According to the latest report from Greenpeace Asia, at least 15 million people and 1,829 square kilometres land in seven Asian cities will be affected by extreme sea-level rise and coastal flooding, by 2030. An estimated $724 billion in Gross Domestic Product could be impacted due to extreme sea-level rise and coastal flooding by 2030.
The report, titled The Projected Economic Impact of Extreme Sea-Level Rise in Seven Asian Cities in 2030, analysed cities that are economic centres and are located on or close to the coast. The seven cities are: Bangkok, Hong Kong, Tokyo, Jakarta, Seoul, Taipei and Manila.The analysis is one of the first of its kind to use high spatial resolution data to suggest the areas of each city that are at risk from floods.
Major findings of seven Asian cities : 
  • More than 96% of Bangkok’s land area could be flooded should a 10-year flood occur in 2030, including high density residential and commercial areas in the city center.
  • The analysis projected that in Hong Kong, extreme sea-level rise and any subsequent flooding in 2030 could put $2.24 billion of GDP at purchasing power parity and 90,000 people at risk.
  • Approximately 3 per cent of Seoul’s land area is below the level to which sea water could rise by 2030. The report suggested the affected areas would mainly be residential and agricultural, leading to $4.69 billion of GDP at purchasing power parity risk and put 0.13 million people at risk.
  • Jakarta faces a dual threat from both sea level rise and sinking.

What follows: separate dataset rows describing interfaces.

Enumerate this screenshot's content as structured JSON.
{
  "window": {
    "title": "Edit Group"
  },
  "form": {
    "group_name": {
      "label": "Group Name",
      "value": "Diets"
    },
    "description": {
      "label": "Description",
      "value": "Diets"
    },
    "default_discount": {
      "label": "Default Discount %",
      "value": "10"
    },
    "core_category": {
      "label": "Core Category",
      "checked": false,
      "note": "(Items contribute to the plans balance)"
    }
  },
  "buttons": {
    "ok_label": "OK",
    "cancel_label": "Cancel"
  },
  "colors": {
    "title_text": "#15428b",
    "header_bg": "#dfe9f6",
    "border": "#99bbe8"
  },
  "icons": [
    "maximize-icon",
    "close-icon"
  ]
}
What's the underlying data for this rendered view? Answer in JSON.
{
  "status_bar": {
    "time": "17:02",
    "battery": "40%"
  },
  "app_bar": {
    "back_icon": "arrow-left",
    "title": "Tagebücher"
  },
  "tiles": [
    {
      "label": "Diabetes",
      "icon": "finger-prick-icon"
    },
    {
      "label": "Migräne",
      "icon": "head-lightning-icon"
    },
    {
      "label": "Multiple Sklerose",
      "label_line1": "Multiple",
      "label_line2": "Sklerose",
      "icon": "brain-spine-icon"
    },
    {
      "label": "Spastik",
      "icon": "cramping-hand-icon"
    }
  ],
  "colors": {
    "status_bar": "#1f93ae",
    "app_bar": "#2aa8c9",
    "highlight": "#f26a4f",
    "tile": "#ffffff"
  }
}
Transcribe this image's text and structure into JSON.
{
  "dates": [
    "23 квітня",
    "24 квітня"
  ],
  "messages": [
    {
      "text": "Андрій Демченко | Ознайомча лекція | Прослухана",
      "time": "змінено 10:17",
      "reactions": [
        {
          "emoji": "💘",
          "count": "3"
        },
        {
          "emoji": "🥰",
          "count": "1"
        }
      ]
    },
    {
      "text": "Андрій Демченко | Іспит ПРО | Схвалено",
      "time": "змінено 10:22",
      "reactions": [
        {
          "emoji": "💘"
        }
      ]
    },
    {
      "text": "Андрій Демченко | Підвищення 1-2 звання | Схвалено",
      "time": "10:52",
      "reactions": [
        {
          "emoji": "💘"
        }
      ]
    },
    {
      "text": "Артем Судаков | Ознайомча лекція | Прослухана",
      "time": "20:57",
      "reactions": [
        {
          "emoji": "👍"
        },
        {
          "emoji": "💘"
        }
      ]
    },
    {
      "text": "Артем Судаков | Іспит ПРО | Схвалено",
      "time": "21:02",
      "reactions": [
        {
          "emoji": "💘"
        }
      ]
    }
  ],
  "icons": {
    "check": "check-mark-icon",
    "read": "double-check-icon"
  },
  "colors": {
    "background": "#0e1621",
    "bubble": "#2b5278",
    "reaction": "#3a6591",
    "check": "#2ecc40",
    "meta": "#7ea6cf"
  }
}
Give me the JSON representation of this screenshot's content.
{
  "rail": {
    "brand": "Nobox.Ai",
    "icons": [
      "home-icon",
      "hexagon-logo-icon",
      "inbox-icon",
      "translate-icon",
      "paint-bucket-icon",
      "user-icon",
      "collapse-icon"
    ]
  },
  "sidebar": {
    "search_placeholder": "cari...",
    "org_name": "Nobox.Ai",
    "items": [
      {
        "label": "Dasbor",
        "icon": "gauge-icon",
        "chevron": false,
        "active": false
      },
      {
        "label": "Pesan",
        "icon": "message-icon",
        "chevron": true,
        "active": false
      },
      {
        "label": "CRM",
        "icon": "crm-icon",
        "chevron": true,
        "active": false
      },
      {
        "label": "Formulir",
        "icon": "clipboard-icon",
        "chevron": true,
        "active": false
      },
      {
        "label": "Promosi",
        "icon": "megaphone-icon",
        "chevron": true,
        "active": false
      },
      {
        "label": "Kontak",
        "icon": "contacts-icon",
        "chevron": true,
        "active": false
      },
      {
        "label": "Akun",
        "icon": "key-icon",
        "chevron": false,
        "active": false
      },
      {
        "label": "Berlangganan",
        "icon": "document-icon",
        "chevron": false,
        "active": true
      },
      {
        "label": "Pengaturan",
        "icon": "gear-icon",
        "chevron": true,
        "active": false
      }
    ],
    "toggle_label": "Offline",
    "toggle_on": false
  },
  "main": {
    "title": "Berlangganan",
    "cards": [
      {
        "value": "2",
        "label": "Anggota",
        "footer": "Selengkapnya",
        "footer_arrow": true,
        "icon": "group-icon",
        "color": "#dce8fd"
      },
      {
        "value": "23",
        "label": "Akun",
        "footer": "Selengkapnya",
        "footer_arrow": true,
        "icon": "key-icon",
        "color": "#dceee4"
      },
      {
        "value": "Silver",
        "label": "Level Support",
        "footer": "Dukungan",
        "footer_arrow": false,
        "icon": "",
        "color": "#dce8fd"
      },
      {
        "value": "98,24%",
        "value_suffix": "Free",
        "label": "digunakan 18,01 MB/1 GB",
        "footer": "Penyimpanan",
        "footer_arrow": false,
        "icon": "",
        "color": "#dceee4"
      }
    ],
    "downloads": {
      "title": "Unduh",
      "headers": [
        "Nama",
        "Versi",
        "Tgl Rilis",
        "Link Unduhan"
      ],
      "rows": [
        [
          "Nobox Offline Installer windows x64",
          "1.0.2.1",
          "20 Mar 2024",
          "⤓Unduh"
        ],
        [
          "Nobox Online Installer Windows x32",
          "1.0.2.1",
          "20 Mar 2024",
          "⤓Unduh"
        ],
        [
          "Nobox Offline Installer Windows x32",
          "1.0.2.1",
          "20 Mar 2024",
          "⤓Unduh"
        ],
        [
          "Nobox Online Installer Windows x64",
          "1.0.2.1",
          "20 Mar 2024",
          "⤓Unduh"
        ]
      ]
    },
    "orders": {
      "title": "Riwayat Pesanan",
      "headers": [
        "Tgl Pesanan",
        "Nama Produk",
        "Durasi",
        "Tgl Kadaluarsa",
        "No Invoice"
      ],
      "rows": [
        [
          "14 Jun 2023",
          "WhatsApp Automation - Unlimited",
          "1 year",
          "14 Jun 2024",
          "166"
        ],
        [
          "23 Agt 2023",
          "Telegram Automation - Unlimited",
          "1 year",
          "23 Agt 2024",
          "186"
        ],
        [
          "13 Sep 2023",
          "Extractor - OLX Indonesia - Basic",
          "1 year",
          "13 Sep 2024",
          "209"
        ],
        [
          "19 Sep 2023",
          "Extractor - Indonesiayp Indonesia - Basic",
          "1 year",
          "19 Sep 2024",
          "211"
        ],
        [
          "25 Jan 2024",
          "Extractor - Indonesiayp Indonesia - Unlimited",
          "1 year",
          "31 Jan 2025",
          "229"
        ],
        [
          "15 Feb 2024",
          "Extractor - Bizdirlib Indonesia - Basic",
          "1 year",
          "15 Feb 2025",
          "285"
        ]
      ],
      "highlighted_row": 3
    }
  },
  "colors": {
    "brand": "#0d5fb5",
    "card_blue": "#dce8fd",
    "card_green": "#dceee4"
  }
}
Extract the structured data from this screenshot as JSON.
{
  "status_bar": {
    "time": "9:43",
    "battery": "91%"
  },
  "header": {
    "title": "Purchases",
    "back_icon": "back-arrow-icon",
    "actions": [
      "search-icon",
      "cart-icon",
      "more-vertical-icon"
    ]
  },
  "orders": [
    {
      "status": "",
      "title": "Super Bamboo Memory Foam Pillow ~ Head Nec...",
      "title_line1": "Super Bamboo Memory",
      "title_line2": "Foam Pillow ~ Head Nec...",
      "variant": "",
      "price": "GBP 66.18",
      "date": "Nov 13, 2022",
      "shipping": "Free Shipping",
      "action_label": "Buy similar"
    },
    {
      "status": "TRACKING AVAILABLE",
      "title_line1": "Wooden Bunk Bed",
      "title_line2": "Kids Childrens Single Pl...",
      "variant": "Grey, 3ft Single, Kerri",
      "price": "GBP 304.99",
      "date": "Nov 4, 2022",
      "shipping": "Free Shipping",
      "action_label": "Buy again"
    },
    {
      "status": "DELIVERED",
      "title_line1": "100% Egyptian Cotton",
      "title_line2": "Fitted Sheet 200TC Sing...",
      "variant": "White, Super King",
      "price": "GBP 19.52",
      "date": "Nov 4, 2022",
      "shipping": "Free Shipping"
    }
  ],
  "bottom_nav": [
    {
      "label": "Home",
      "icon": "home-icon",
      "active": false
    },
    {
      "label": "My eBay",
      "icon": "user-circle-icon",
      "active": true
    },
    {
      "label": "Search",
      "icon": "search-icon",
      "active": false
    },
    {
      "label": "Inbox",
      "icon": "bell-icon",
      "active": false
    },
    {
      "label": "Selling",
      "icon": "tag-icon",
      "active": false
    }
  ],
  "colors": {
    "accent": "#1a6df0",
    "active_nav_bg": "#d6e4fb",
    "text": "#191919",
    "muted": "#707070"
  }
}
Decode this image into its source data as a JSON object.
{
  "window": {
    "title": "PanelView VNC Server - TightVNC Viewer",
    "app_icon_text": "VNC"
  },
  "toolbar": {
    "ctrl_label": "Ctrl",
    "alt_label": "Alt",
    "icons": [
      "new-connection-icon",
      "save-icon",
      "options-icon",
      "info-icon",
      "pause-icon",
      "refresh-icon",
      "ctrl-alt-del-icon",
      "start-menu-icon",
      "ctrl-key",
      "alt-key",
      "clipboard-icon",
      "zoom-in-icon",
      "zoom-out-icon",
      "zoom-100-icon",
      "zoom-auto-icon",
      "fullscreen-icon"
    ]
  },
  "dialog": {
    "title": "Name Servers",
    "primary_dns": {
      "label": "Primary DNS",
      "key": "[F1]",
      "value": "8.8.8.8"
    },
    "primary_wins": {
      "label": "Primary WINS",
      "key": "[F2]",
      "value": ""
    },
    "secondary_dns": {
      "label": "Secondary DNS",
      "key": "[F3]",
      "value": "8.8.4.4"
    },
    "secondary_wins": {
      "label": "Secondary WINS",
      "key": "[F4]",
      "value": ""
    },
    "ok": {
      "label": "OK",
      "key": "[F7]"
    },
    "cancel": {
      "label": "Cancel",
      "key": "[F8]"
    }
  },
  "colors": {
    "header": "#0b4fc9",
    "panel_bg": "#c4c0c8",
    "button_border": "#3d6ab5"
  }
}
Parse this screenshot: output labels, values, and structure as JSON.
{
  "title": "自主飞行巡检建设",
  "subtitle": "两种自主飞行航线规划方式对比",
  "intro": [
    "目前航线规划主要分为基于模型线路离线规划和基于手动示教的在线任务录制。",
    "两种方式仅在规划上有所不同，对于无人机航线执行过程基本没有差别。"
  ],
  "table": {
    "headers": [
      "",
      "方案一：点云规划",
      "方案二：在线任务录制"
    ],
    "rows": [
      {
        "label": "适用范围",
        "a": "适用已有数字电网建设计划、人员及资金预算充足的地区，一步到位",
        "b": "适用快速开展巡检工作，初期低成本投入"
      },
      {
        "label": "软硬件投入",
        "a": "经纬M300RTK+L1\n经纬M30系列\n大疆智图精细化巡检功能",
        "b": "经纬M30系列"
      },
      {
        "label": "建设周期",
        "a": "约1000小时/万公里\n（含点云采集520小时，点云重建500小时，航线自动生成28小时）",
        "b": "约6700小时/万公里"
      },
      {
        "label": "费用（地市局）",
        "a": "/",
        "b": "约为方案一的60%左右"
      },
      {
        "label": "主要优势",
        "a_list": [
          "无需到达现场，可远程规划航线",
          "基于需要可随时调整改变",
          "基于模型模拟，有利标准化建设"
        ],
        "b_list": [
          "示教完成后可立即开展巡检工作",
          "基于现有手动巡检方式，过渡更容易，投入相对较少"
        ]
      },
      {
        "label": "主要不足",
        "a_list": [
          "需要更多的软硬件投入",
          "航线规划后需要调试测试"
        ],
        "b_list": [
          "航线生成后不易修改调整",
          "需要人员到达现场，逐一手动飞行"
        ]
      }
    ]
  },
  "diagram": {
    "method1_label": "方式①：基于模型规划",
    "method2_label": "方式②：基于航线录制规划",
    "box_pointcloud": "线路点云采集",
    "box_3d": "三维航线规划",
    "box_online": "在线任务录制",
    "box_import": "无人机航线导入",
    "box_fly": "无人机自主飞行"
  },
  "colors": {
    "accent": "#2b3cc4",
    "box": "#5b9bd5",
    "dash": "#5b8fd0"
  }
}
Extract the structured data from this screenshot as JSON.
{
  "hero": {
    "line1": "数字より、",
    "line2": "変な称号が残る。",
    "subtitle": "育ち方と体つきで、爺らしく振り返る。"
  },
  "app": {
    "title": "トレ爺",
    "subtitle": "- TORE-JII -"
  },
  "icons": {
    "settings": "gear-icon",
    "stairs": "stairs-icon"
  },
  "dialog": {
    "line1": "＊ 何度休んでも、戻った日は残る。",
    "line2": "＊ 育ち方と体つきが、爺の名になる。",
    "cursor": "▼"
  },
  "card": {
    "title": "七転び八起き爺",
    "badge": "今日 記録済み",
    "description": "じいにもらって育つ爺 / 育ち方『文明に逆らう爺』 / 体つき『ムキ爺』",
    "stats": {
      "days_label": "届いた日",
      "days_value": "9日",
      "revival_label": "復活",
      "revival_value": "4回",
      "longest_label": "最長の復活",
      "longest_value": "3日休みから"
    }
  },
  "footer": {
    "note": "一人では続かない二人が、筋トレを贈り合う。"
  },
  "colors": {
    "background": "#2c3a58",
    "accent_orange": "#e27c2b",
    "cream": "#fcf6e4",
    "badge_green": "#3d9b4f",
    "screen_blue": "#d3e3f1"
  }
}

Almost 17% of Jakarta’s total land area is below the level to which sea water could rise should a 10-year flood occur in 2030, leading to a potential GDP risk of US$68 billion.
  • Low-lying areas in eastern Tokyo, including the Koto 5 Wards (Sumida, Koto, Adachi, Katsushika and Edogawa), are particularly vulnerable to rising sea levels. US$68 billion in GDP is at risk from coastal flooding in Tokyo in 2030, or 7% of Tokyo’s total GDP.
  • In Taipei, Taipei Main Station, the most significant transport hub in northern Taiwan, is at risk of flooding, as is the historic Datong District. An estimated 24% of Taipei’s total GDP could potentially be affected.
  • Almost 87% of Manila’s land area is below the level to which sea water could rise, should a 10-year flood occur in 2030. Up to 1.54 million people and a total of US$39 billion could be affected.
The report urged for faster and more ambitious climate action; especially for governments to commit to achieving ‘net zero’ by 2050. All in all, this is the fact we must not ignore. not anymore. 

The article was initially published on 25th July 2021.